A look at one of the most productive fast bowling pairs in the modern era.
(Video courtesy: Lord’s Cricket Ground’s official Youtube account)
Whilst reminiscing on some of the dangerous fast bowling pairs in the game’s history, the combination of Glenn McGrath and Jason Gillespie might fly under the radar. With the former merging with Shane Warne to form a dominant seam/spin duo, his collaboration with the latter does not evince as many eyebrows as it should. After all, they often took the new ball for one of the greatest teams ever and set the tone by getting into the psyches of opposition top orders.
In a video posted on Lord’s Cricket Ground’s official Youtube account, acclaimed team-mates of the duo, as well as distinguished opponents, shared their insights into the McGrath/Gillespie alliance which racked up heaps of wickets.
Former England opener Marcus Trescothick, who has plenty of experience in tackling both seamers, feels, “Facing Glenn McGrath and Jason Gillespie was very, very tricky. They are similar yet different in their own unique ways. I always found (that) Gillespie did me on pace as the ball almost traveled an extra yard fuller. At that time with the team that they had, they mad it very, very difficult for opening batsmen.”
The duo played 58 Tests together and gobbled up 484 wickets between them with as many as 23 five-wicket hauls. While McGrath picked up 274 of those at an average of 20.52, Gillespie accounted for 210 scalps at an average of 26.27. They participated in three successful Ashes campaigns in tandem with two of those coming away from home. Interestingly, in those 58 Tests, Gillespie's tally cost fewer runs and came more frequently than even Warne.
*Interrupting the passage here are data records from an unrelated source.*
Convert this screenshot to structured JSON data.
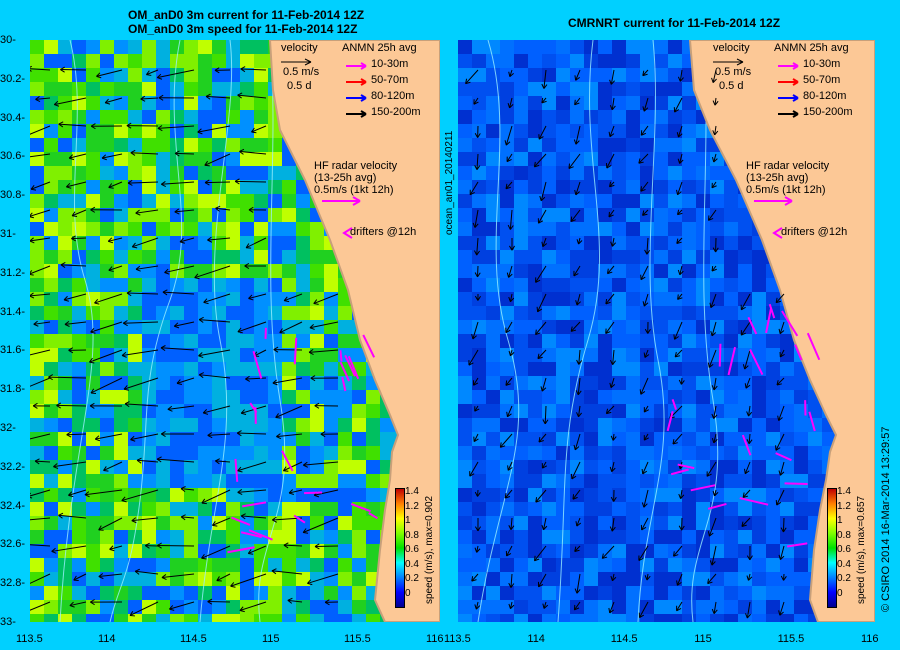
{
  "left_panel": {
    "title_line1": "OM_anD0 3m current for 11-Feb-2014 12Z",
    "title_line2": "OM_anD0 3m speed for 11-Feb-2014 12Z",
    "colorbar_label": "speed (m/s), max=0.902"
  },
  "right_panel": {
    "title": "CMRNRT current for 11-Feb-2014 12Z",
    "colorbar_label": "speed (m/s), max=0.657",
    "side_label": "ocean_an01_20140211"
  },
  "legend": {
    "velocity_label": "velocity",
    "scale_label": "0.5 m/s",
    "duration_label": "0.5 d",
    "anmn_title": "ANMN 25h avg",
    "depth_bins": [
      {
        "label": "10-30m",
        "color": "#ff00ff"
      },
      {
        "label": "50-70m",
        "color": "#ff0000"
      },
      {
        "label": "80-120m",
        "color": "#0000ff"
      },
      {
        "label": "150-200m",
        "color": "#000000"
      }
    ],
    "hf_radar_line1": "HF radar velocity",
    "hf_radar_line2": "(13-25h avg)",
    "hf_radar_line3": "0.5m/s (1kt 12h)",
    "drifters_label": "drifters @12h"
  },
  "axes": {
    "x_ticks_left": [
      "113.5",
      "114",
      "114.5",
      "115",
      "115.5",
      "116"
    ],
    "x_ticks_right": [
      "113.5",
      "114",
      "114.5",
      "115",
      "115.5",
      "116"
    ],
    "y_ticks": [
      "-30",
      "-30.2",
      "-30.4",
      "-30.6",
      "-30.8",
      "-31",
      "-31.2",
      "-31.4",
      "-31.6",
      "-31.8",
      "-32",
      "-32.2",
      "-32.4",
      "-32.6",
      "-32.8",
      "-33"
    ]
  },
  "colorbar": {
    "ticks": [
      "1.4",
      "1.2",
      "1",
      "0.8",
      "0.6",
      "0.4",
      "0.2",
      "0"
    ],
    "colors": [
      "#00008f",
      "#0000ff",
      "#0080ff",
      "#00ffff",
      "#00e000",
      "#80ff00",
      "#ffff00",
      "#ff8000",
      "#c00000"
    ]
  },
  "colors": {
    "land": "#fcc896",
    "coast": "#c8a07a",
    "frame_bg": "#00d0ff",
    "anmn_surface": "#ff00ff"
  },
  "credit": "© CSIRO 2014  16-Mar-2014 13:29:57"
}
Iconic Pakistani pacer Wasim Akram, who himself knew a thing or two about hunting in pairs, quips, “Glenn McGrath (was) definitely one of the best bowlers I have seen. He wasn’t a swing bowler but he knew the weakness of a batsman in a matter of split-second. His line was immaculate and length was consistent. That’s why he brought 500-600 (563) Test wickets because he was one of the best of all-time, in my book.”
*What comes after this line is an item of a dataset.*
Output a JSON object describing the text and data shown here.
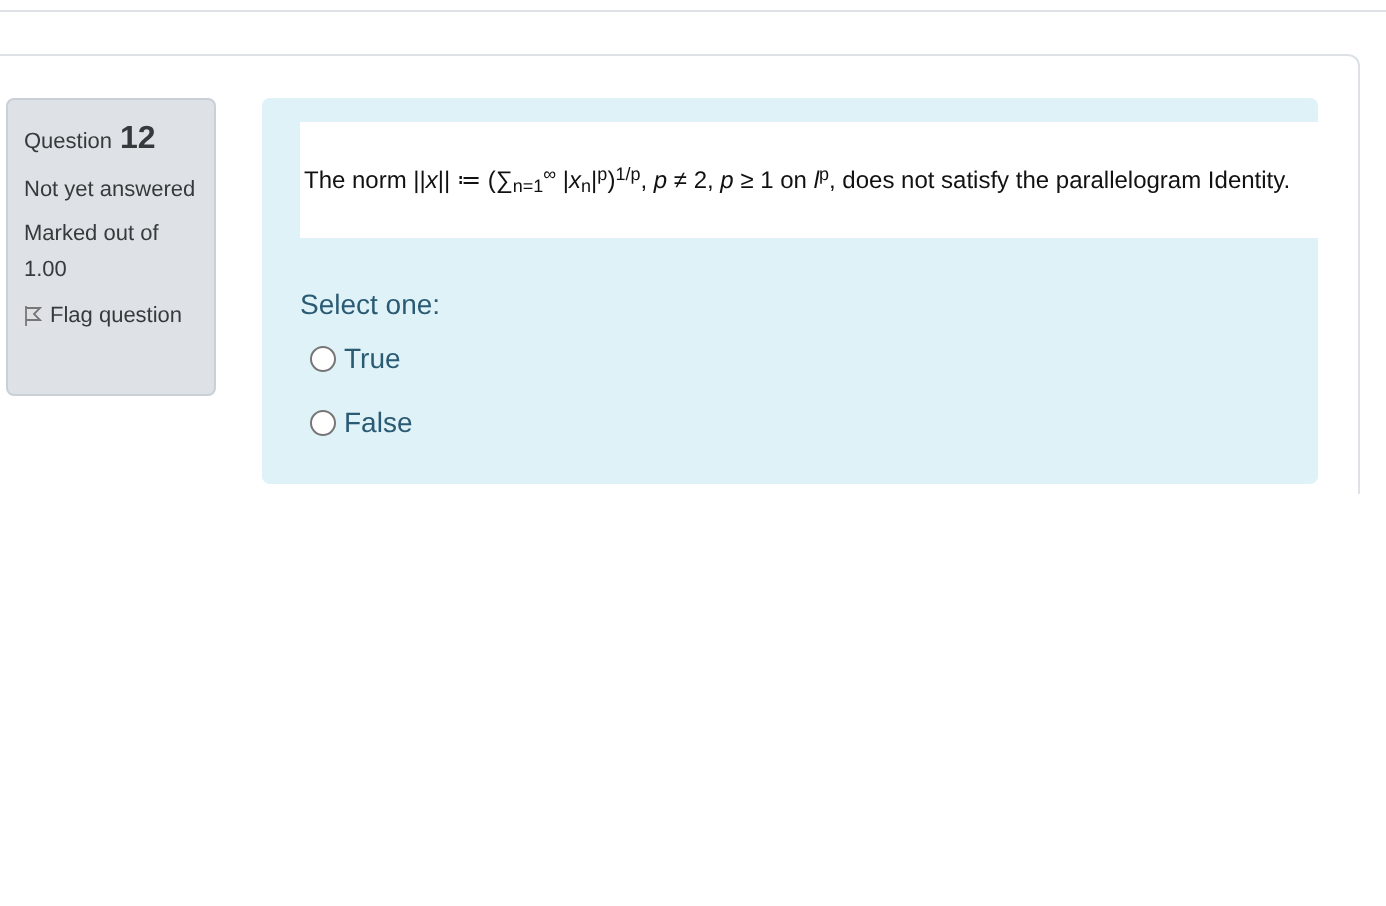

An integral part of the all-conquering Australian side
Aside from their three successive World Cup triumphs (in 1999, 2003 and 2007), Australia also ruled the roost in the Test arena for most part of the late 90s till mid 2000s. While their batting lineup rarely failed to pile on massive scores on board, the variety in the bowling attack was one of the major reasons behind their ruthlessness. With McGrath putting opposition batsmen under a thorough examination of technique and temperament, Gillespie extracted bounce from an awkward length which forced them to prod at even good-length deliveries.
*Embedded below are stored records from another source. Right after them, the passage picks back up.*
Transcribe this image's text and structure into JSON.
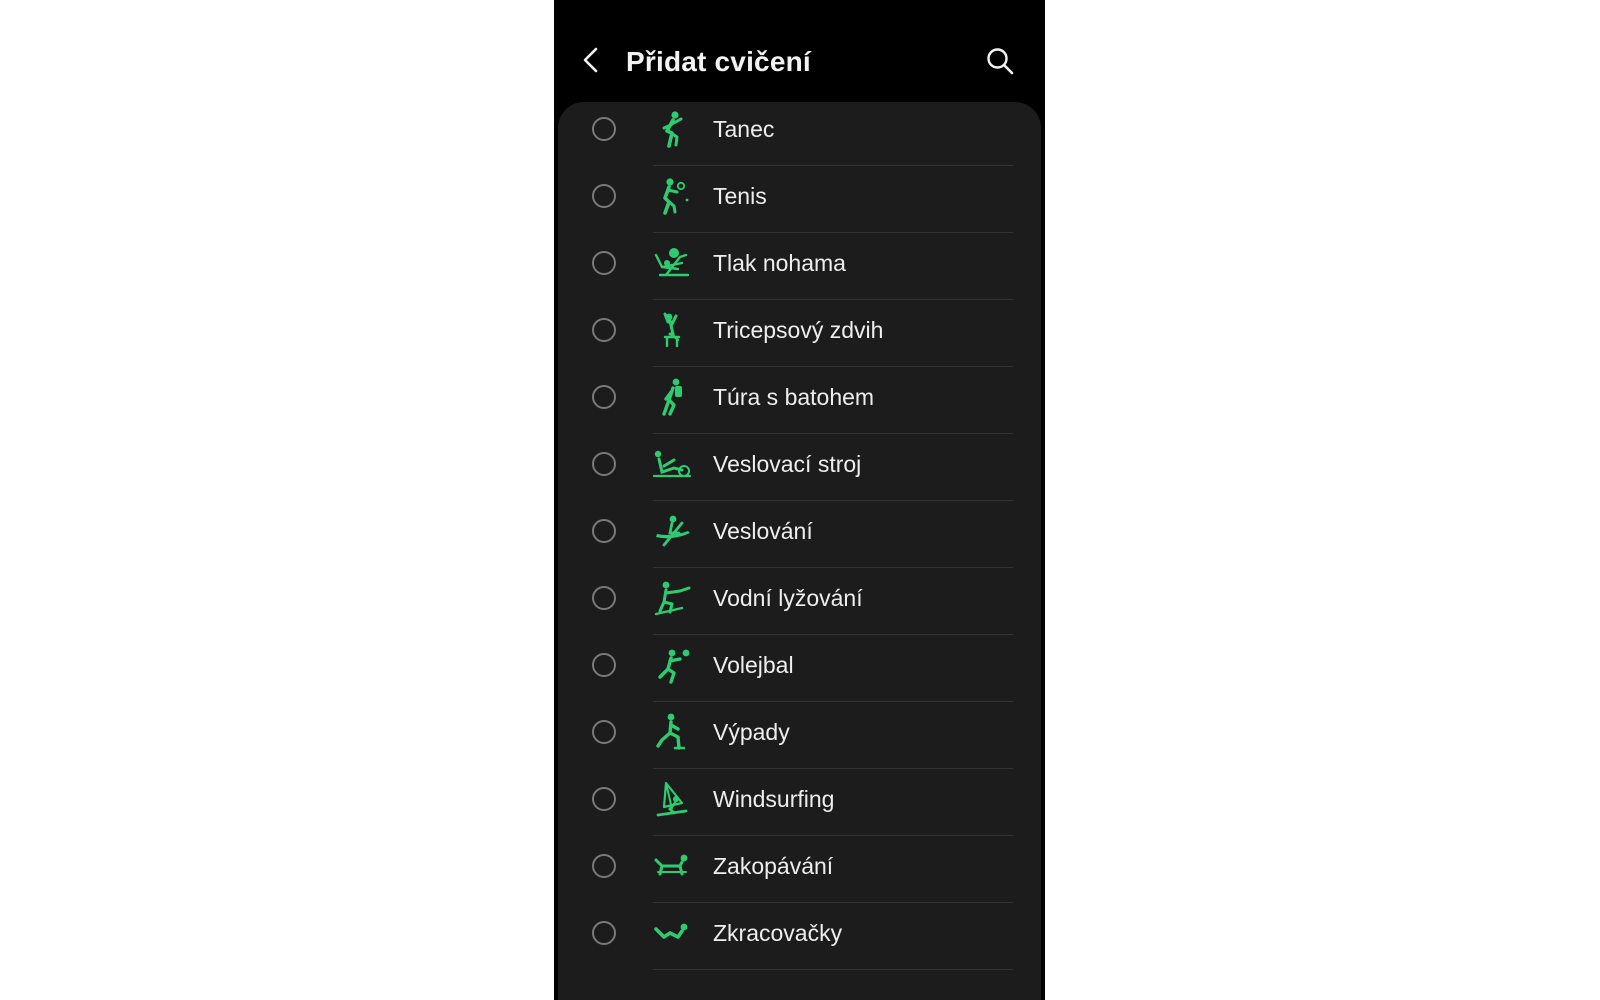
{
  "header": {
    "title": "Přidat cvičení",
    "back_icon": "back-arrow-icon",
    "search_icon": "search-icon"
  },
  "colors": {
    "accent": "#2ecc71",
    "background": "#000000",
    "list_background": "#1c1c1c",
    "text": "#eeeeee",
    "radio_border": "#7a7a7a"
  },
  "items": [
    {
      "label": "Tanec",
      "icon": "dance-icon"
    },
    {
      "label": "Tenis",
      "icon": "tennis-icon"
    },
    {
      "label": "Tlak nohama",
      "icon": "leg-press-icon"
    },
    {
      "label": "Tricepsový zdvih",
      "icon": "triceps-icon"
    },
    {
      "label": "Túra s batohem",
      "icon": "backpacking-icon"
    },
    {
      "label": "Veslovací stroj",
      "icon": "rowing-machine-icon"
    },
    {
      "label": "Veslování",
      "icon": "rowing-icon"
    },
    {
      "label": "Vodní lyžování",
      "icon": "water-skiing-icon"
    },
    {
      "label": "Volejbal",
      "icon": "volleyball-icon"
    },
    {
      "label": "Výpady",
      "icon": "lunges-icon"
    },
    {
      "label": "Windsurfing",
      "icon": "windsurfing-icon"
    },
    {
      "label": "Zakopávání",
      "icon": "butt-kicks-icon"
    },
    {
      "label": "Zkracovačky",
      "icon": "crunches-icon"
    }
  ]
}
Among the Aussie skippers to enjoy their presence, Ricky Ponting believes, “When he (Gillespie) actually first started, he was as quick as anyone around and bowled well over 90 miles an hour. He was probably the more of an out and out wicket-taker while McGrath was a container and built more pressure on batsmen. Gillespie could run in and do that (as well) and also had the ability to bowl some balls that just got great players out. Those two certainly should be remembered as one of Australia’s great opening bowling combinations.”
Ponting’s deputy and trailblazing wicket-keeping batsmen Adam Gilchrist points to their relentlessness by alluding, “(There was) one spell in Hobart against New Zealand which not many people would recall the ruthlessness. They might have had a crack at Stephen Fleming, the New Zealand for not being more attacking and moving the game forward – only to turn around and laugh, ‘Mate, you come and have a go.’”
After Australia had cruised to 558 in the first innings, the Kiwi batsmen treaded cautiously in an effort to test their patience. Despite the frequent rain interruptions, McGrath and Gillespie did not veer away from giving it everything. Eventually, the match ended in a draw with New Zealand crawling to 243/7. This was a fine example of their tenacity in terms of constantly striving for victories irrespective of the circumstances.
In a self-effacing manner, Jason insists, “It was perfect for me to have someone like Glenn at the other end. You knew that the opposition batsmen would look at the bowling combination and be like, ‘We might have a piece of this Gillespie bloke’. I felt that gave me opportunities to take wickets.”
McGrath ended his career with 563 wickets from 124 Tests at an average of 21.64 and strike-rate of 51.9. Only the three legendary spinners Muttiah Muralitharan, Warne and Anil Kumble have more wickets to their names than ‘Pigeon’. Meanwhile, Gillespie finished with 259 wickets from 71 Tests at an average of 26.13 and strike-rate of 54.9. Though his numbers may not be as illuminating as his partner-in-crime, ‘Dizzy’ played a vital role as well in their extremely valuable partnership.